INSTRUCTIONS FOR THE TASK: Type every record exactly as it appears.

Web page and app entries:
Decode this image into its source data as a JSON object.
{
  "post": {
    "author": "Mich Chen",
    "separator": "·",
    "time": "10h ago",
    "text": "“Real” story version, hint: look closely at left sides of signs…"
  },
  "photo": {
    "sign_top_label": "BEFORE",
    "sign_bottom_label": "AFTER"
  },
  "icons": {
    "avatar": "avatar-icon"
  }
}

RESULT OF THE EXERCISE:
Decode this image into its source data as a JSON object.
{
  "post": {
    "author": "Mich Chen",
    "separator": "·",
    "time": "10h ago",
    "text": "“Real” story version, hint: look closely at left sides of signs…"
  },
  "photo": {
    "sign_top_label": "BEFORE",
    "sign_bottom_label": "AFTER"
  },
  "icons": {
    "avatar": "avatar-icon"
  }
}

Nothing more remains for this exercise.